_ABOUT THIS TASK_
Please show every line in the entries below that includes the word "title".

_DATA FOR THIS EXERCISE_

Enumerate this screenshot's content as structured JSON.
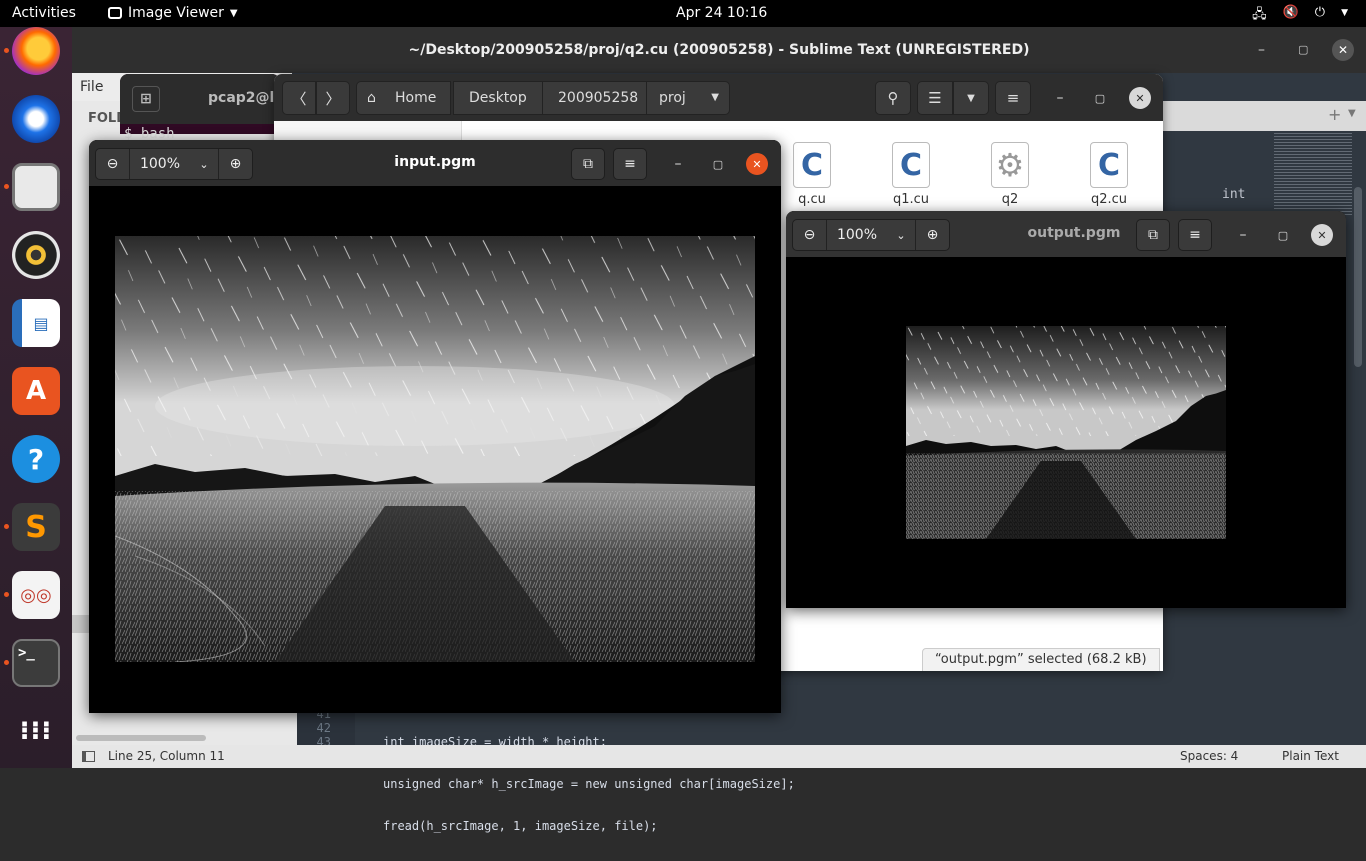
{
  "topbar": {
    "activities": "Activities",
    "app_name": "Image Viewer",
    "clock": "Apr 24  10:16"
  },
  "dock": {
    "items": [
      "firefox-icon",
      "thunderbird-icon",
      "files-icon",
      "rhythmbox-icon",
      "libreoffice-impress-icon",
      "ubuntu-software-icon",
      "help-icon",
      "sublime-text-icon",
      "document-viewer-icon",
      "terminal-icon",
      "show-apps-icon"
    ]
  },
  "sublime": {
    "title": "~/Desktop/200905258/proj/q2.cu (200905258) - Sublime Text (UNREGISTERED)",
    "menu_file": "File",
    "sidebar_folders": "FOLD",
    "minimap_word": "int",
    "gutter": [
      "41",
      "42",
      "43"
    ],
    "code": [
      "int imageSize = width * height;",
      "unsigned char* h_srcImage = new unsigned char[imageSize];",
      "fread(h_srcImage, 1, imageSize, file);"
    ],
    "status_left": "Line 25, Column 11",
    "status_spaces": "Spaces: 4",
    "status_syntax": "Plain Text"
  },
  "terminal": {
    "title": "pcap2@lp",
    "prompt": "$ bash"
  },
  "files": {
    "breadcrumbs": [
      "Home",
      "Desktop",
      "200905258",
      "proj"
    ],
    "items": [
      {
        "name": "q.cu",
        "icon": "C"
      },
      {
        "name": "q1.cu",
        "icon": "C"
      },
      {
        "name": "q2",
        "icon": "gear"
      },
      {
        "name": "q2.cu",
        "icon": "C"
      }
    ],
    "status": "“output.pgm” selected  (68.2 kB)"
  },
  "viewer_input": {
    "title": "input.pgm",
    "zoom": "100%"
  },
  "viewer_output": {
    "title": "output.pgm",
    "zoom": "100%"
  }
}
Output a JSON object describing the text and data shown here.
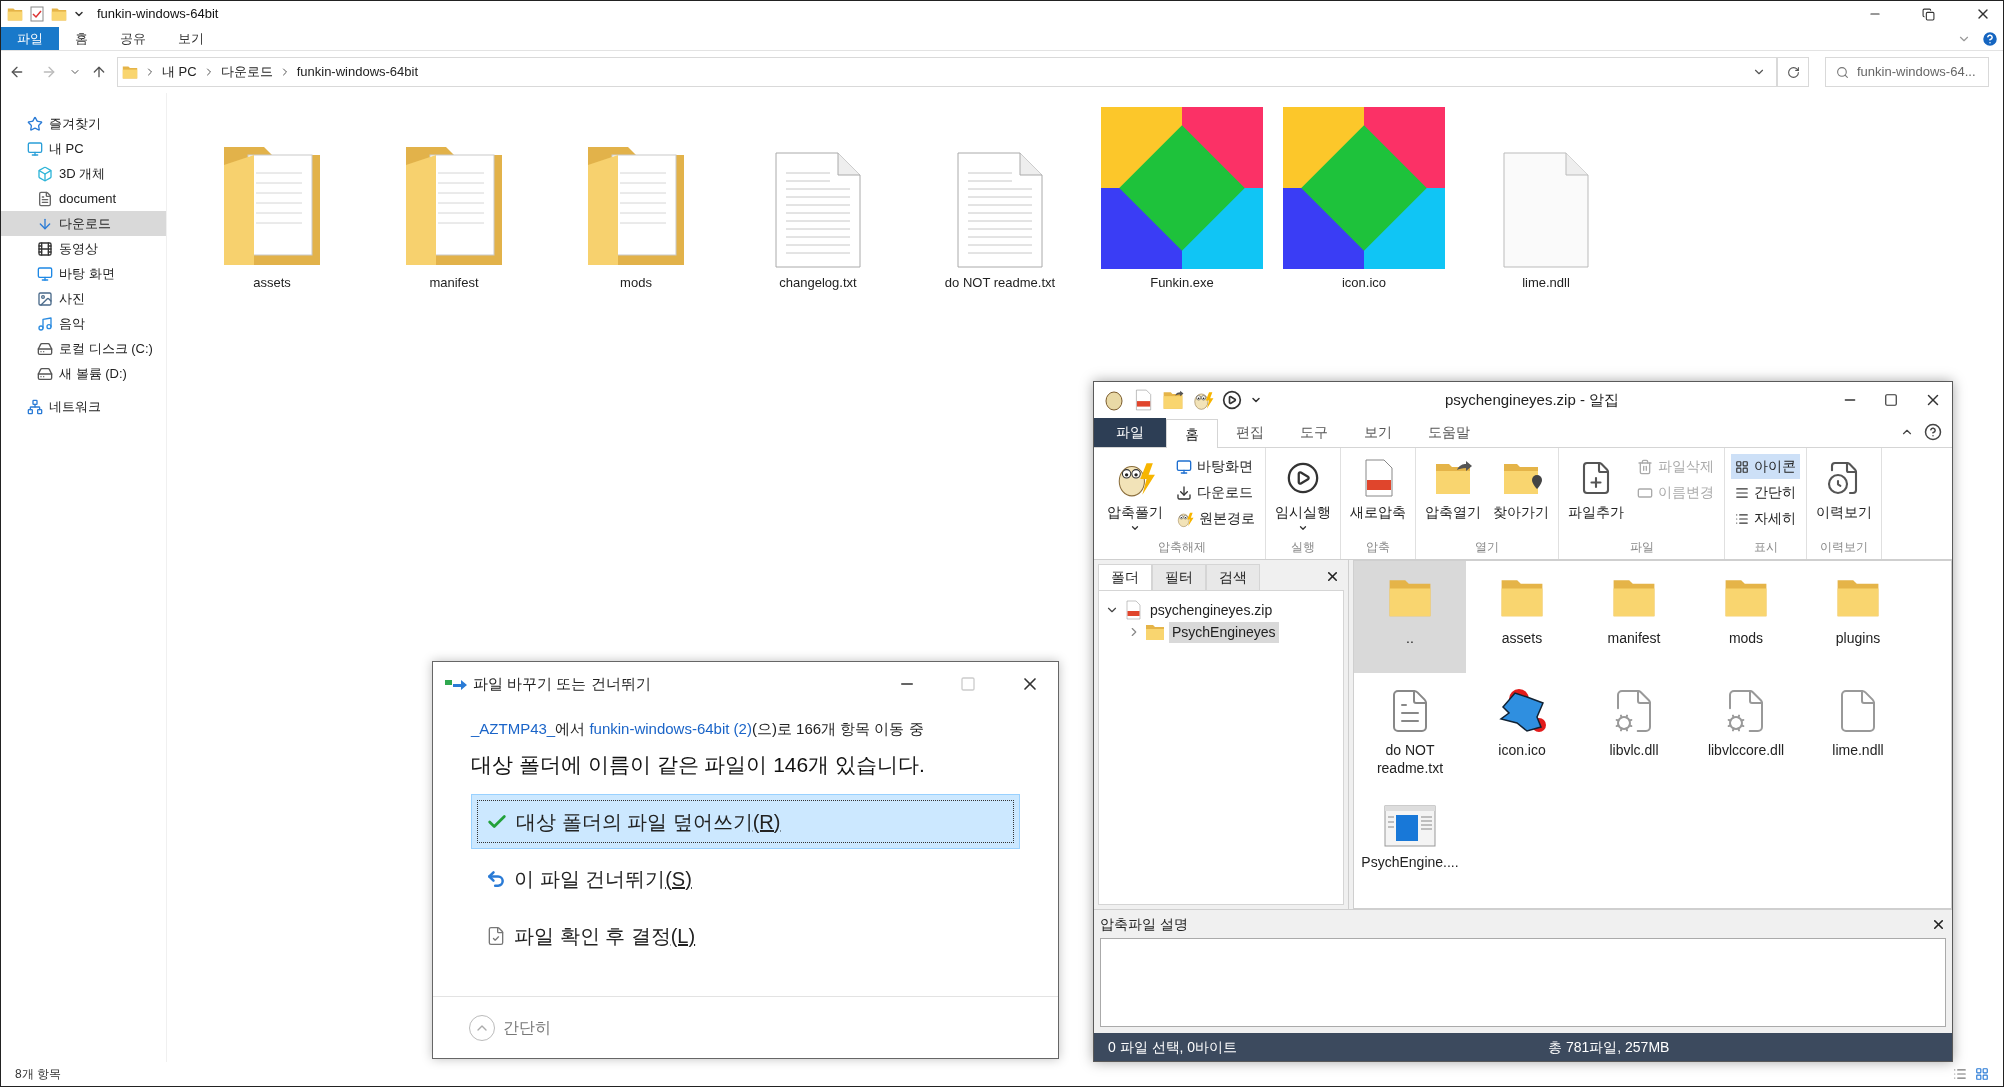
{
  "explorer": {
    "title": "funkin-windows-64bit",
    "ribbon_tabs": [
      {
        "label": "파일",
        "selected": true
      },
      {
        "label": "홈",
        "selected": false
      },
      {
        "label": "공유",
        "selected": false
      },
      {
        "label": "보기",
        "selected": false
      }
    ],
    "path": [
      "내 PC",
      "다운로드",
      "funkin-windows-64bit"
    ],
    "search": {
      "placeholder": "funkin-windows-64..."
    },
    "sidebar": [
      {
        "label": "즐겨찾기",
        "kind": "star",
        "selected": false
      },
      {
        "label": "내 PC",
        "kind": "pc",
        "selected": false,
        "children": [
          {
            "label": "3D 개체",
            "kind": "cube",
            "selected": false
          },
          {
            "label": "document",
            "kind": "doc",
            "selected": false
          },
          {
            "label": "다운로드",
            "kind": "download",
            "selected": true
          },
          {
            "label": "동영상",
            "kind": "video",
            "selected": false
          },
          {
            "label": "바탕 화면",
            "kind": "desktop",
            "selected": false
          },
          {
            "label": "사진",
            "kind": "picture",
            "selected": false
          },
          {
            "label": "음악",
            "kind": "music",
            "selected": false
          },
          {
            "label": "로컬 디스크 (C:)",
            "kind": "drive",
            "selected": false
          },
          {
            "label": "새 볼륨 (D:)",
            "kind": "drive",
            "selected": false
          }
        ]
      },
      {
        "label": "네트워크",
        "kind": "network",
        "selected": false
      }
    ],
    "files": [
      {
        "name": "assets",
        "kind": "folder"
      },
      {
        "name": "manifest",
        "kind": "folder"
      },
      {
        "name": "mods",
        "kind": "folder"
      },
      {
        "name": "changelog.txt",
        "kind": "text"
      },
      {
        "name": "do NOT readme.txt",
        "kind": "text"
      },
      {
        "name": "Funkin.exe",
        "kind": "logo"
      },
      {
        "name": "icon.ico",
        "kind": "logo"
      },
      {
        "name": "lime.ndll",
        "kind": "blank"
      }
    ],
    "status_bar": "8개 항목"
  },
  "alzip": {
    "title": "psychengineyes.zip - 알집",
    "tabs": [
      {
        "label": "파일",
        "kind": "menu",
        "selected": false
      },
      {
        "label": "홈",
        "kind": "tab",
        "selected": true
      },
      {
        "label": "편집",
        "kind": "tab",
        "selected": false
      },
      {
        "label": "도구",
        "kind": "tab",
        "selected": false
      },
      {
        "label": "보기",
        "kind": "tab",
        "selected": false
      },
      {
        "label": "도움말",
        "kind": "tab",
        "selected": false
      }
    ],
    "ribbon": [
      {
        "label": "압축해제",
        "items": [
          {
            "label": "압축풀기",
            "kind": "extract",
            "dropdown": true,
            "disabled": false,
            "selected": false
          },
          {
            "label": "바탕화면",
            "kind": "desktop",
            "dropdown": false,
            "disabled": false,
            "selected": false
          },
          {
            "label": "다운로드",
            "kind": "download",
            "dropdown": false,
            "disabled": false,
            "selected": false
          },
          {
            "label": "원본경로",
            "kind": "source",
            "dropdown": false,
            "disabled": false,
            "selected": false
          }
        ]
      },
      {
        "label": "실행",
        "items": [
          {
            "label": "임시실행",
            "kind": "run",
            "dropdown": true,
            "disabled": false,
            "selected": false
          }
        ]
      },
      {
        "label": "압축",
        "items": [
          {
            "label": "새로압축",
            "kind": "zip",
            "dropdown": false,
            "disabled": false,
            "selected": false
          }
        ]
      },
      {
        "label": "열기",
        "items": [
          {
            "label": "압축열기",
            "kind": "open",
            "dropdown": false,
            "disabled": false,
            "selected": false
          },
          {
            "label": "찾아가기",
            "kind": "find",
            "dropdown": false,
            "disabled": false,
            "selected": false
          }
        ]
      },
      {
        "label": "파일",
        "items": [
          {
            "label": "파일추가",
            "kind": "add",
            "dropdown": false,
            "disabled": false,
            "selected": false
          },
          {
            "label": "파일삭제",
            "kind": "delete",
            "dropdown": false,
            "disabled": true,
            "selected": false
          },
          {
            "label": "이름변경",
            "kind": "rename",
            "dropdown": false,
            "disabled": true,
            "selected": false
          }
        ]
      },
      {
        "label": "표시",
        "items": [
          {
            "label": "아이콘",
            "kind": "icons",
            "dropdown": false,
            "disabled": false,
            "selected": true
          },
          {
            "label": "간단히",
            "kind": "list",
            "dropdown": false,
            "disabled": false,
            "selected": false
          },
          {
            "label": "자세히",
            "kind": "details",
            "dropdown": false,
            "disabled": false,
            "selected": false
          }
        ]
      },
      {
        "label": "이력보기",
        "items": [
          {
            "label": "이력보기",
            "kind": "history",
            "dropdown": false,
            "disabled": false,
            "selected": false
          }
        ]
      }
    ],
    "panel_tabs": [
      {
        "label": "폴더",
        "selected": true
      },
      {
        "label": "필터",
        "selected": false
      },
      {
        "label": "검색",
        "selected": false
      }
    ],
    "tree": [
      {
        "label": "psychengineyes.zip",
        "kind": "archive",
        "expanded": true,
        "selected": false,
        "children": [
          {
            "label": "PsychEngineyes",
            "kind": "folder",
            "expanded": false,
            "selected": true
          }
        ]
      }
    ],
    "files": [
      {
        "name": "..",
        "kind": "folder",
        "selected": true
      },
      {
        "name": "assets",
        "kind": "folder",
        "selected": false
      },
      {
        "name": "manifest",
        "kind": "folder",
        "selected": false
      },
      {
        "name": "mods",
        "kind": "folder",
        "selected": false
      },
      {
        "name": "plugins",
        "kind": "folder",
        "selected": false
      },
      {
        "name": "do NOT readme.txt",
        "kind": "text",
        "selected": false
      },
      {
        "name": "icon.ico",
        "kind": "character",
        "selected": false
      },
      {
        "name": "libvlc.dll",
        "kind": "dll",
        "selected": false
      },
      {
        "name": "libvlccore.dll",
        "kind": "dll",
        "selected": false
      },
      {
        "name": "lime.ndll",
        "kind": "blank",
        "selected": false
      },
      {
        "name": "PsychEngine....",
        "kind": "app",
        "selected": false
      }
    ],
    "description": {
      "title": "압축파일 설명"
    },
    "status": {
      "selection": "0 파일 선택, 0바이트",
      "total": "총 781파일, 257MB"
    }
  },
  "dialog": {
    "title": "파일 바꾸기 또는 건너뛰기",
    "move_line": [
      {
        "kind": "link",
        "text": "_AZTMP43_"
      },
      {
        "kind": "text",
        "text": "에서 "
      },
      {
        "kind": "link",
        "text": "funkin-windows-64bit (2)"
      },
      {
        "kind": "text",
        "text": "(으)로 166개 항목 이동 중"
      }
    ],
    "heading": "대상 폴더에 이름이 같은 파일이 146개 있습니다.",
    "options": [
      {
        "label": "대상 폴더의 파일 덮어쓰기(R)",
        "kind": "replace",
        "selected": true
      },
      {
        "label": "이 파일 건너뛰기(S)",
        "kind": "skip",
        "selected": false
      },
      {
        "label": "파일 확인 후 결정(L)",
        "kind": "compare",
        "selected": false
      }
    ],
    "footer": "간단히"
  }
}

_WRITTEN RESPONSE_
    "title": "~/Desktop/200905258/proj/q2.cu (200905258) - Sublime Text (UNREGISTERED)",
    "title": "pcap2@lp",
    "title": "input.pgm",
    "title": "output.pgm",
    "title": "funkin-windows-64bit",
    "title": "psychengineyes.zip - 알집",
      "title": "압축파일 설명"
    "title": "파일 바꾸기 또는 건너뛰기",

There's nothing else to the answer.